What can parents do to help with body image problems?

It seems almost inevitable that, at some point, Aunt Phyllis or some other well-intentioned person will make a comment about your child’s body. Maybe the comment is in the form of a diet recommendation. Any such talk is likely unhelpful and may negatively affect body image.

Parents have limited control of outside forces, such as peers, media, social media, classmates, and teachers.

But parents do have some agency in their child’s relationship with his or her own body.

If you’re reading this article, you’re clearly a parent who wants to do your best to encourage your teen to feel comfortable in his or her body.

Remind yourself and your teen that health and happiness are not equated with weight loss or weight gain, nor with appearance in general.

You could help your teen focus on his or her talents, passions, strengths, and other valuable qualities, along with appearance.

Talk with and listen to your child. Talk about everyday things — school, friends, sports, classes — and even bodies and body image.

Show interest in your child’s interests, hobbies, opinions, and schoolwork.

Minimize the focus on appearance. Encourage your child’s passions and the discovery of special skills, talents, and joy.

A healthy body image comes from accepting one’s body, liking it, and taking care of it. Even when there are things kids can’t do, they can feel good about what they can do.

Talk about your own body in positive ways. Accept your own body and take good care of it. Kids will pick up on this and do the same for themselves.

A child’s body image can improve, even if it has been hurt.

The most important thing for you as a parent is to be a good body image role model.

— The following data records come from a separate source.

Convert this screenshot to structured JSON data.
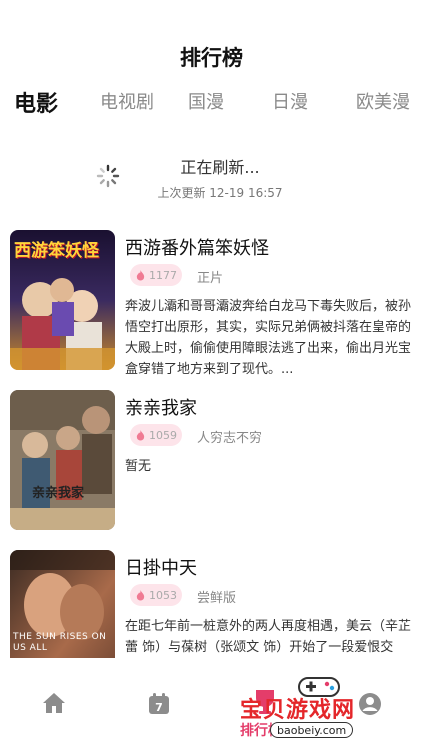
{
  "header": {
    "title": "排行榜"
  },
  "tabs": [
    {
      "label": "电影",
      "active": true
    },
    {
      "label": "电视剧"
    },
    {
      "label": "国漫"
    },
    {
      "label": "日漫"
    },
    {
      "label": "欧美漫"
    }
  ],
  "refresh": {
    "status": "正在刷新...",
    "last_update": "上次更新 12-19 16:57"
  },
  "items": [
    {
      "title": "西游番外篇笨妖怪",
      "heat": "1177",
      "tag": "正片",
      "poster_text": "西游笨妖怪",
      "description": "奔波儿灞和哥哥灞波奔给白龙马下毒失败后，被孙悟空打出原形，其实，实际兄弟俩被抖落在皇帝的大殿上时，偷偷使用障眼法逃了出来，偷出月光宝盒穿错了地方来到了现代。..."
    },
    {
      "title": "亲亲我家",
      "heat": "1059",
      "tag": "人穷志不穷",
      "poster_text": "亲亲我家",
      "description": "暂无"
    },
    {
      "title": "日掛中天",
      "heat": "1053",
      "tag": "尝鲜版",
      "poster_text": "THE SUN RISES ON US ALL",
      "description": "在距七年前一桩意外的两人再度相遇，美云（辛芷蕾 饰）与葆树（张颂文 饰）开始了一段爱恨交织、纠缠不清的情感关系。"
    }
  ],
  "bottom_nav": {
    "active_label": "排行榜",
    "calendar_day": "7"
  },
  "watermark": {
    "text": "宝贝游戏网",
    "url": "baobeiy.com"
  },
  "colors": {
    "accent": "#e43d6a",
    "heat_bg": "#fde4ea"
  }
}
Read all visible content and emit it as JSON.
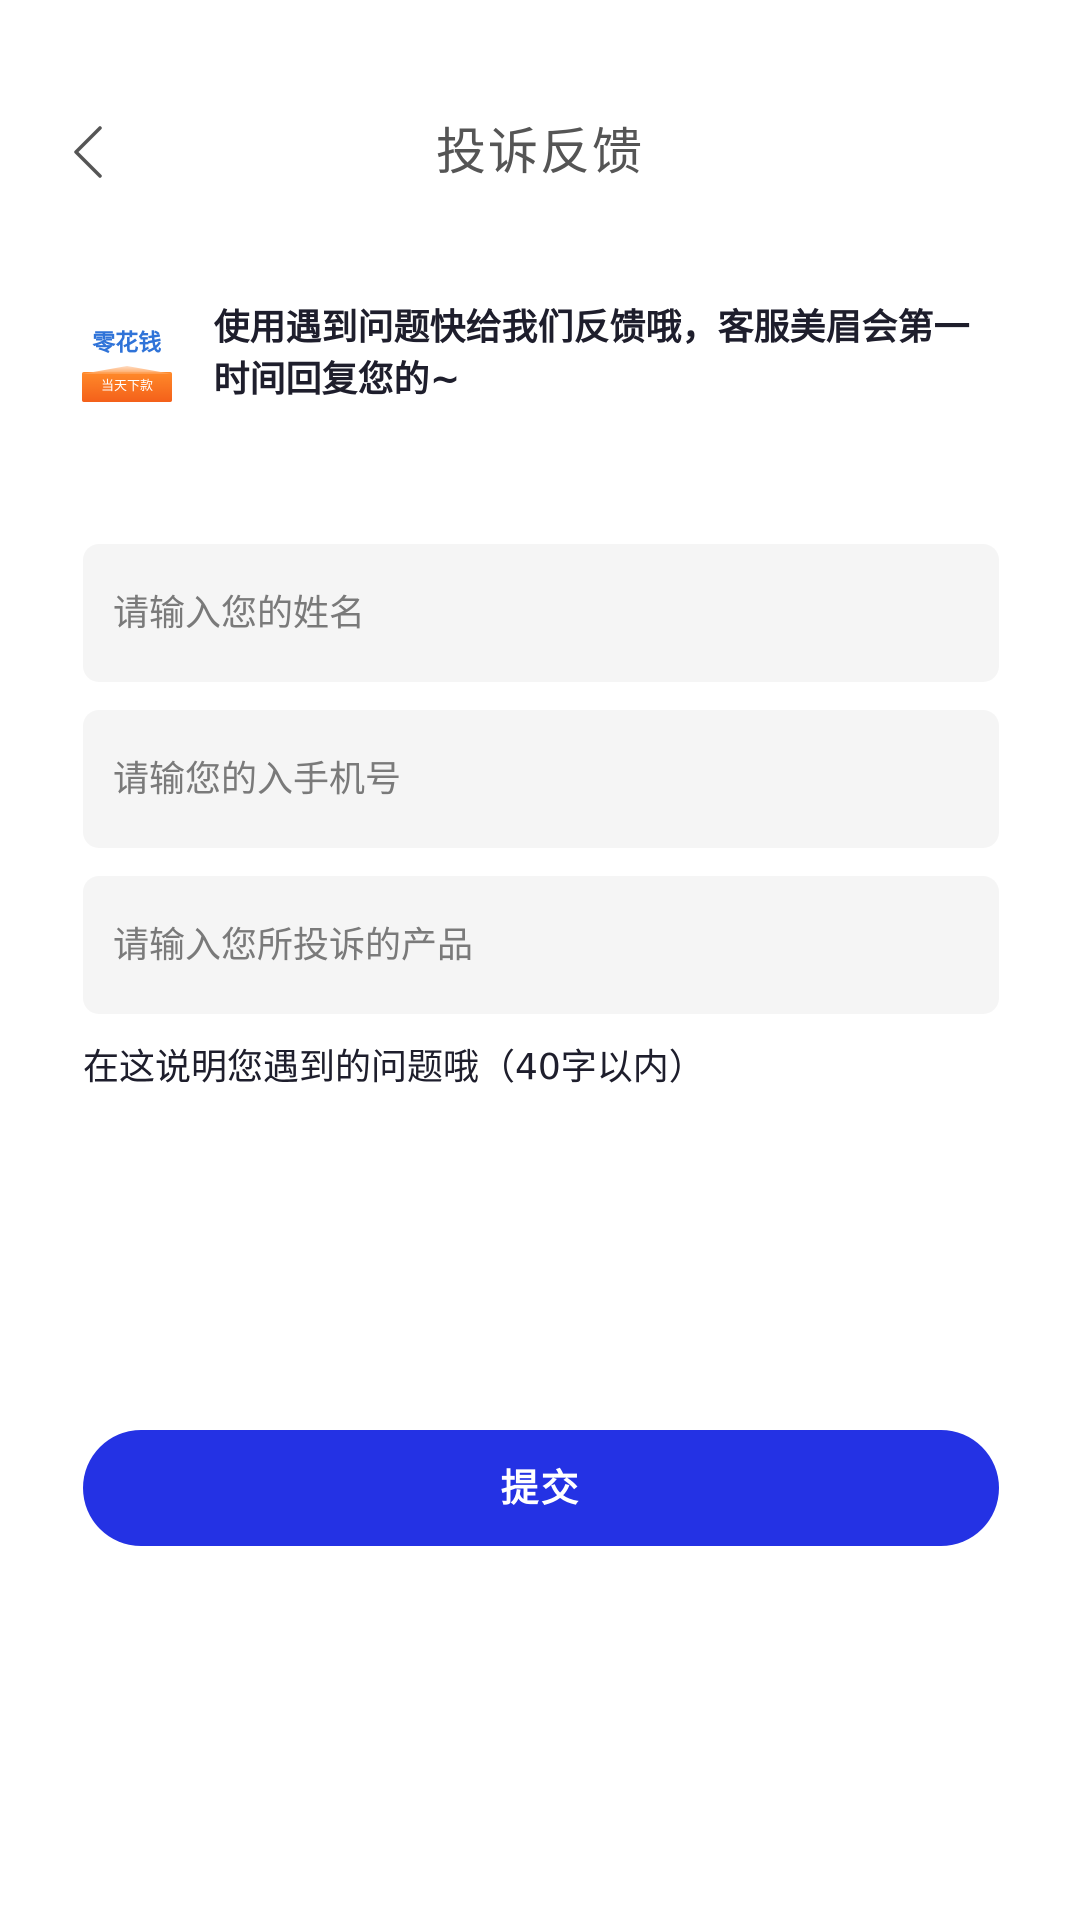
{
  "header": {
    "title": "投诉反馈",
    "back_icon": "chevron-left-icon"
  },
  "intro": {
    "logo_text_top": "零花钱",
    "logo_text_bottom": "当天下款",
    "message": "使用遇到问题快给我们反馈哦，客服美眉会第一时间回复您的~"
  },
  "form": {
    "name_placeholder": "请输入您的姓名",
    "phone_placeholder": "请输您的入手机号",
    "product_placeholder": "请输入您所投诉的产品",
    "description_placeholder": "在这说明您遇到的问题哦（40字以内）",
    "submit_label": "提交"
  },
  "colors": {
    "accent": "#2432e4",
    "field_bg": "#f5f5f5",
    "logo_blue": "#2f73d8",
    "logo_orange": "#f4601a"
  }
}
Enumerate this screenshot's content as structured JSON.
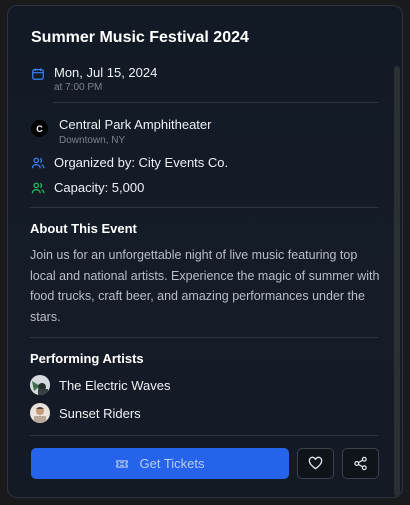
{
  "event": {
    "title": "Summer Music Festival 2024",
    "date": "Mon, Jul 15, 2024",
    "time": "at 7:00 PM",
    "venue": "Central Park Amphitheater",
    "venue_badge": "C",
    "location": "Downtown, NY",
    "organizer": "Organized by: City Events Co.",
    "capacity": "Capacity: 5,000"
  },
  "about": {
    "heading": "About This Event",
    "description": "Join us for an unforgettable night of live music featuring top local and national artists. Experience the magic of summer with food trucks, craft beer, and amazing performances under the stars."
  },
  "artists": {
    "heading": "Performing Artists",
    "items": [
      {
        "name": "The Electric Waves",
        "icon": "avatar-image"
      },
      {
        "name": "Sunset Riders",
        "icon": "avatar-image"
      }
    ]
  },
  "actions": {
    "primary_label": "Get Tickets",
    "primary_icon": "ticket-icon",
    "favorite_icon": "heart-icon",
    "share_icon": "share-icon"
  },
  "colors": {
    "accent": "#2563eb",
    "calendar_icon": "#3b82f6",
    "organizer_icon": "#3b82f6",
    "capacity_icon": "#22c55e"
  }
}
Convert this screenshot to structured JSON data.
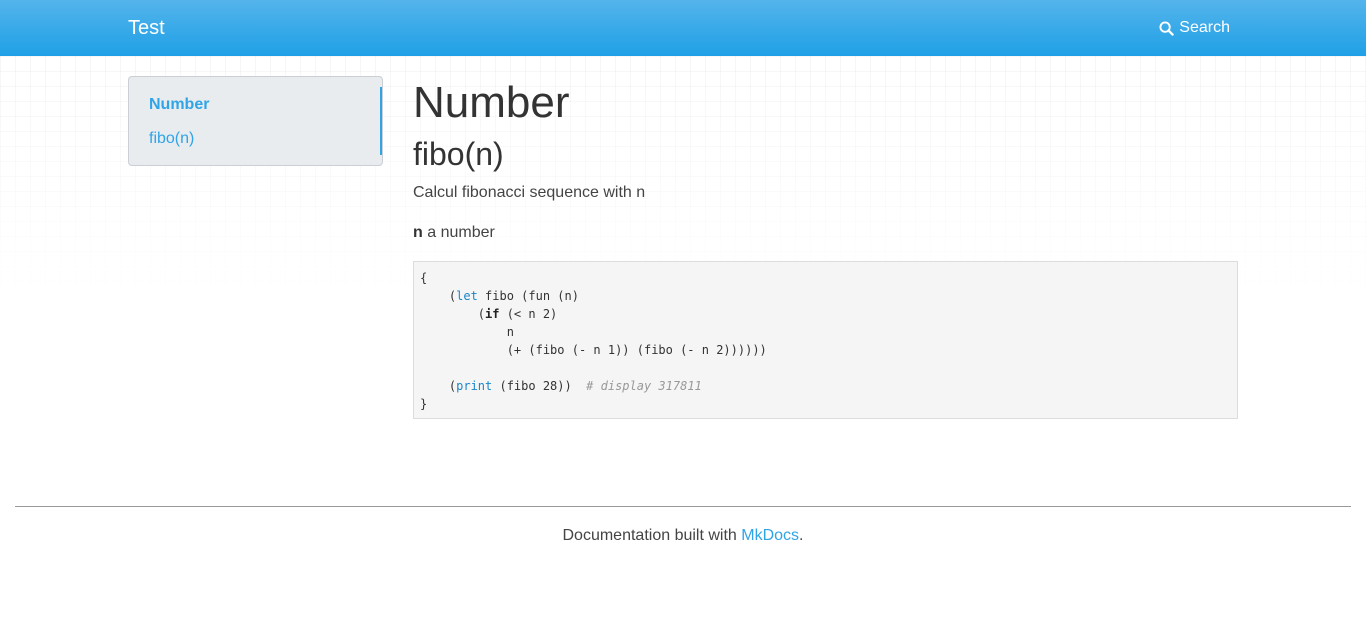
{
  "navbar": {
    "brand": "Test",
    "search_label": "Search",
    "search_icon": "search-icon"
  },
  "sidebar": {
    "items": [
      {
        "label": "Number",
        "active": true
      },
      {
        "label": "fibo(n)",
        "active": false
      }
    ],
    "accent": "#2fa4e7"
  },
  "content": {
    "title": "Number",
    "subtitle": "fibo(n)",
    "description": "Calcul fibonacci sequence with n",
    "param_name": "n",
    "param_desc": " a number",
    "code": {
      "line1": "{",
      "line2_open": "    (",
      "line2_kw": "let",
      "line2_rest": " fibo (fun (n)",
      "line3_open": "        (",
      "line3_kw": "if",
      "line3_rest": " (< n 2)",
      "line4": "            n",
      "line5": "            (+ (fibo (- n 1)) (fibo (- n 2))))))",
      "line6": "",
      "line7_open": "    (",
      "line7_kw": "print",
      "line7_rest": " (fibo 28))  ",
      "line7_comment": "# display 317811",
      "line8": "}"
    }
  },
  "footer": {
    "text_prefix": "Documentation built with ",
    "link_label": "MkDocs",
    "text_suffix": "."
  },
  "colors": {
    "navbar_top": "#54b4eb",
    "navbar_bottom": "#1fa0e6",
    "link": "#2fa4e7"
  }
}
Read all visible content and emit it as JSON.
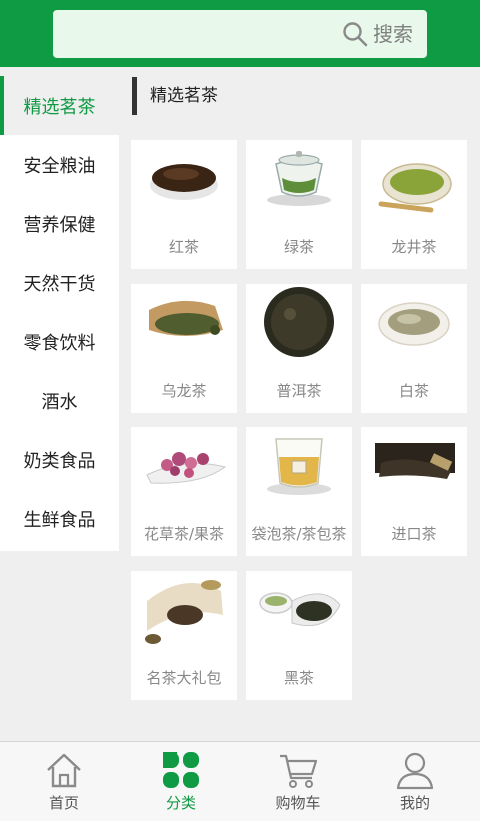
{
  "search": {
    "label": "搜索"
  },
  "sidebar": {
    "items": [
      {
        "label": "精选茗茶",
        "active": true
      },
      {
        "label": "安全粮油",
        "active": false
      },
      {
        "label": "营养保健",
        "active": false
      },
      {
        "label": "天然干货",
        "active": false
      },
      {
        "label": "零食饮料",
        "active": false
      },
      {
        "label": "酒水",
        "active": false
      },
      {
        "label": "奶类食品",
        "active": false
      },
      {
        "label": "生鲜食品",
        "active": false
      }
    ]
  },
  "section": {
    "title": "精选茗茶"
  },
  "products": [
    {
      "name": "红茶"
    },
    {
      "name": "绿茶"
    },
    {
      "name": "龙井茶"
    },
    {
      "name": "乌龙茶"
    },
    {
      "name": "普洱茶"
    },
    {
      "name": "白茶"
    },
    {
      "name": "花草茶/果茶"
    },
    {
      "name": "袋泡茶/茶包茶"
    },
    {
      "name": "进口茶"
    },
    {
      "name": "名茶大礼包"
    },
    {
      "name": "黑茶"
    }
  ],
  "tabbar": {
    "tabs": [
      {
        "label": "首页",
        "icon": "home-icon",
        "active": false
      },
      {
        "label": "分类",
        "icon": "category-icon",
        "active": true
      },
      {
        "label": "购物车",
        "icon": "cart-icon",
        "active": false
      },
      {
        "label": "我的",
        "icon": "user-icon",
        "active": false
      }
    ]
  },
  "colors": {
    "brand": "#0f9a44",
    "search_bg": "#e8f8ea",
    "page_bg": "#efefef"
  }
}
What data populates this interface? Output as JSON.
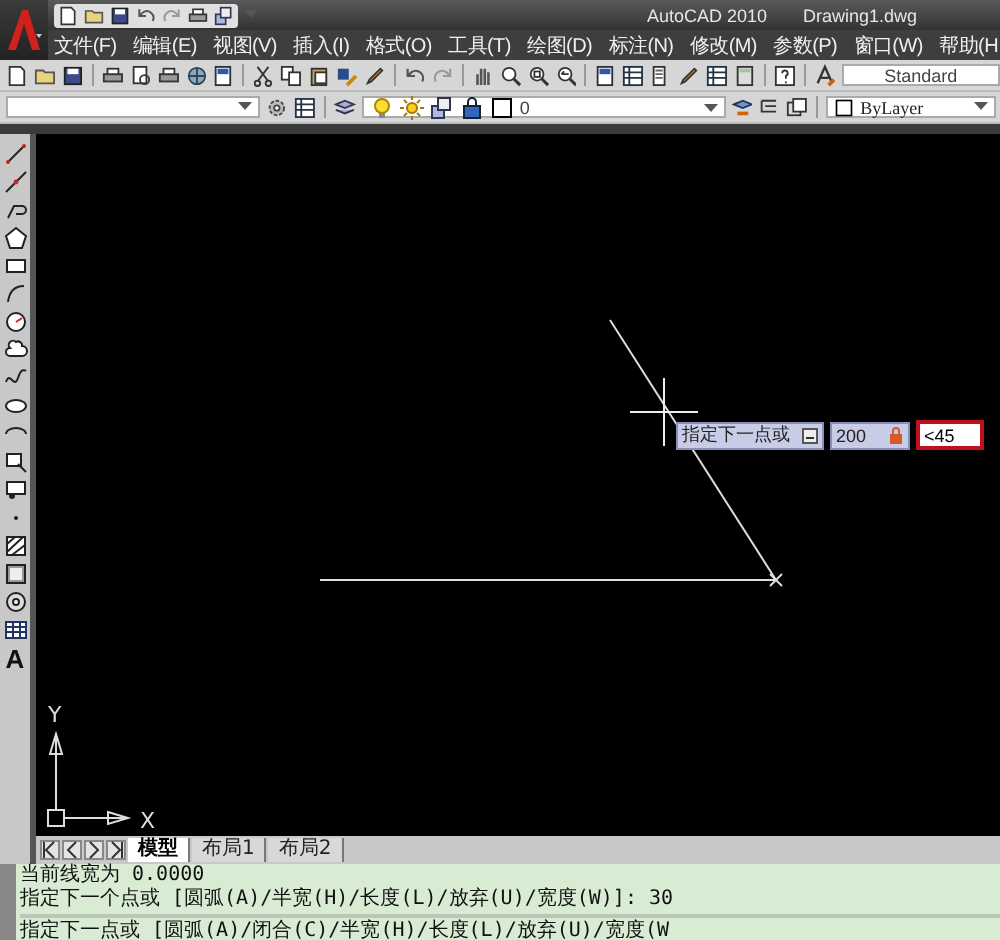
{
  "title_bar": {
    "app": "AutoCAD 2010",
    "file": "Drawing1.dwg"
  },
  "menu_bar": {
    "items": [
      "文件(F)",
      "编辑(E)",
      "视图(V)",
      "插入(I)",
      "格式(O)",
      "工具(T)",
      "绘图(D)",
      "标注(N)",
      "修改(M)",
      "参数(P)",
      "窗口(W)",
      "帮助(H"
    ]
  },
  "standard_toolbar": {
    "text_style": "Standard"
  },
  "layers_toolbar": {
    "layer": "0",
    "color_control": "ByLayer"
  },
  "draw_toolbar": {
    "text_glyph": "A"
  },
  "canvas": {
    "dynamic_input": {
      "prompt": "指定下一点或",
      "length": "200",
      "angle": "<45"
    },
    "ucs": {
      "y_label": "Y",
      "x_label": "X"
    }
  },
  "layout_tabs": [
    {
      "label": "模型",
      "selected": true
    },
    {
      "label": "布局1",
      "selected": false
    },
    {
      "label": "布局2",
      "selected": false
    }
  ],
  "command_history": [
    "当前线宽为 0.0000",
    "指定下一个点或 [圆弧(A)/半宽(H)/长度(L)/放弃(U)/宽度(W)]: 30"
  ],
  "command_line": "指定下一点或 [圆弧(A)/闭合(C)/半宽(H)/长度(L)/放弃(U)/宽度(W"
}
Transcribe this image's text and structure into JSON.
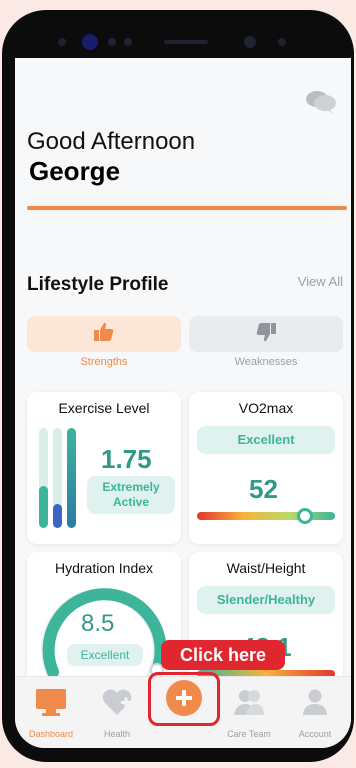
{
  "greeting": "Good Afternoon",
  "user_name": "George",
  "section": {
    "title": "Lifestyle Profile",
    "link": "View All"
  },
  "tabs": [
    {
      "label": "Strengths",
      "icon": "thumbs-up-icon",
      "active": true
    },
    {
      "label": "Weaknesses",
      "icon": "thumbs-down-icon",
      "active": false
    }
  ],
  "cards": {
    "exercise": {
      "title": "Exercise Level",
      "value": "1.75",
      "status": "Extremely\nActive",
      "status_l1": "Extremely",
      "status_l2": "Active"
    },
    "vo2": {
      "title": "VO2max",
      "status": "Excellent",
      "value": "52"
    },
    "hydration": {
      "title": "Hydration Index",
      "value": "8.5",
      "status": "Excellent"
    },
    "waist": {
      "title": "Waist/Height",
      "status": "Slender/Healthy",
      "value": "43.1"
    }
  },
  "nav": [
    {
      "label": "Dashboard",
      "icon": "monitor-icon",
      "active": true
    },
    {
      "label": "Health",
      "icon": "heart-plus-icon"
    },
    {
      "label": "",
      "icon": "plus-icon"
    },
    {
      "label": "Care Team",
      "icon": "group-icon"
    },
    {
      "label": "Account",
      "icon": "person-icon"
    }
  ],
  "callout": "Click here",
  "colors": {
    "accent": "#f08a4b",
    "teal": "#3db59b",
    "callout": "#e0262f"
  }
}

Dr Elayne Daniels is in private practice in the Boston area. Areas of expertise include body image and eating disorders. She’s passionate about helping people improve their relationships with food and their bodies.